- [To do]: Could you please reproduce every record below exactly, leaving out the pictures?

- [Data for review]:
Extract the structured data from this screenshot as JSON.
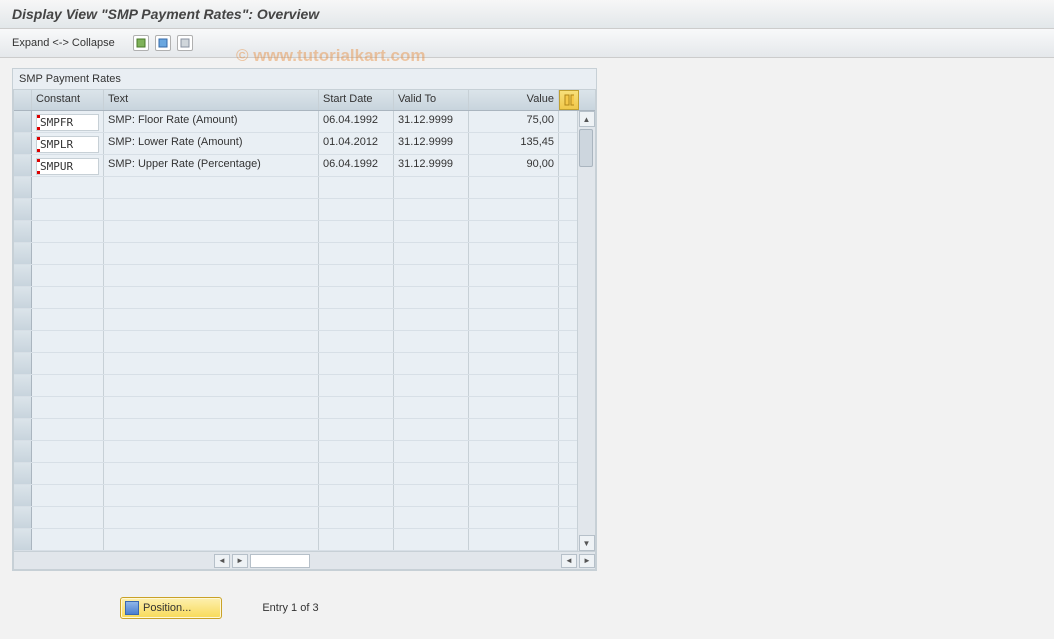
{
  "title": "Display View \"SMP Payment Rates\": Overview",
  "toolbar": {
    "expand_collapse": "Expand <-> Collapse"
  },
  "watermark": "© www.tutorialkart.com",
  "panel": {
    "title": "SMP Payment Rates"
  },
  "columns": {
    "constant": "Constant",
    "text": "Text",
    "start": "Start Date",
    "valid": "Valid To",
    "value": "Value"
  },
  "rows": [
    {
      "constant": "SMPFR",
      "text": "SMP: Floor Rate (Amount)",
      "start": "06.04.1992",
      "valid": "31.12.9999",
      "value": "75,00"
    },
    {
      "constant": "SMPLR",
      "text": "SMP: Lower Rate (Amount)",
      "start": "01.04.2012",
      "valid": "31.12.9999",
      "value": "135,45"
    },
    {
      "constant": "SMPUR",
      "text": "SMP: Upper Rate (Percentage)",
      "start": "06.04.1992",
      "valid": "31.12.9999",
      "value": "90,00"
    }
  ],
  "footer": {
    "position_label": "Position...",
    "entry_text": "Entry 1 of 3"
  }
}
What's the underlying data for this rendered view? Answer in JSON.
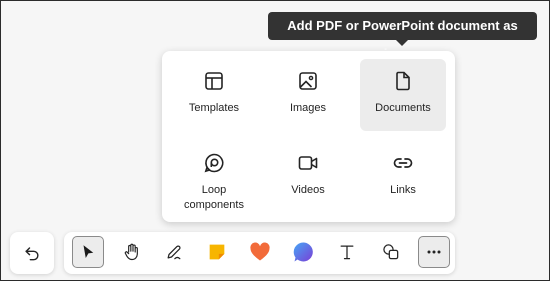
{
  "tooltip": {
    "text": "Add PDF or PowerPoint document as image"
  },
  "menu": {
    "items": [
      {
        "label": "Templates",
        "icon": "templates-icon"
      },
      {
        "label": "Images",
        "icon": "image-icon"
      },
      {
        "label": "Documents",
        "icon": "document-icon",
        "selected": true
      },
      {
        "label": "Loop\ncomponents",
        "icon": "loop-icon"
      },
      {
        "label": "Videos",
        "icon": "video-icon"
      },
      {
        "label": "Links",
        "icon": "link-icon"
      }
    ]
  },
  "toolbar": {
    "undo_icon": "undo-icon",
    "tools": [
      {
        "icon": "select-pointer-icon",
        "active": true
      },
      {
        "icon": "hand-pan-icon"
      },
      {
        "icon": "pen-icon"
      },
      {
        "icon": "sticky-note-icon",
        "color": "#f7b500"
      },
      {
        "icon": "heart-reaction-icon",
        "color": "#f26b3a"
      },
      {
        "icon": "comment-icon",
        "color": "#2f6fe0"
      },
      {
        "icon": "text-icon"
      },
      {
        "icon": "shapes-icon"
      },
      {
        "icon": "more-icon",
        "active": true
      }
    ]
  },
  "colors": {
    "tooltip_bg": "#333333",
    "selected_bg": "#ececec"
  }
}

- [Your response]:
Extract the structured data from this screenshot as JSON.
{
  "title": "Display View \"SMP Payment Rates\": Overview",
  "toolbar": {
    "expand_collapse": "Expand <-> Collapse"
  },
  "watermark": "© www.tutorialkart.com",
  "panel": {
    "title": "SMP Payment Rates"
  },
  "columns": {
    "constant": "Constant",
    "text": "Text",
    "start": "Start Date",
    "valid": "Valid To",
    "value": "Value"
  },
  "rows": [
    {
      "constant": "SMPFR",
      "text": "SMP: Floor Rate (Amount)",
      "start": "06.04.1992",
      "valid": "31.12.9999",
      "value": "75,00"
    },
    {
      "constant": "SMPLR",
      "text": "SMP: Lower Rate (Amount)",
      "start": "01.04.2012",
      "valid": "31.12.9999",
      "value": "135,45"
    },
    {
      "constant": "SMPUR",
      "text": "SMP: Upper Rate (Percentage)",
      "start": "06.04.1992",
      "valid": "31.12.9999",
      "value": "90,00"
    }
  ],
  "footer": {
    "position_label": "Position...",
    "entry_text": "Entry 1 of 3"
  }
}
What's the underlying data for this rendered view? Answer in JSON.
{
  "tooltip": {
    "text": "Add PDF or PowerPoint document as image"
  },
  "menu": {
    "items": [
      {
        "label": "Templates",
        "icon": "templates-icon"
      },
      {
        "label": "Images",
        "icon": "image-icon"
      },
      {
        "label": "Documents",
        "icon": "document-icon",
        "selected": true
      },
      {
        "label": "Loop\ncomponents",
        "icon": "loop-icon"
      },
      {
        "label": "Videos",
        "icon": "video-icon"
      },
      {
        "label": "Links",
        "icon": "link-icon"
      }
    ]
  },
  "toolbar": {
    "undo_icon": "undo-icon",
    "tools": [
      {
        "icon": "select-pointer-icon",
        "active": true
      },
      {
        "icon": "hand-pan-icon"
      },
      {
        "icon": "pen-icon"
      },
      {
        "icon": "sticky-note-icon",
        "color": "#f7b500"
      },
      {
        "icon": "heart-reaction-icon",
        "color": "#f26b3a"
      },
      {
        "icon": "comment-icon",
        "color": "#2f6fe0"
      },
      {
        "icon": "text-icon"
      },
      {
        "icon": "shapes-icon"
      },
      {
        "icon": "more-icon",
        "active": true
      }
    ]
  },
  "colors": {
    "tooltip_bg": "#333333",
    "selected_bg": "#ececec"
  }
}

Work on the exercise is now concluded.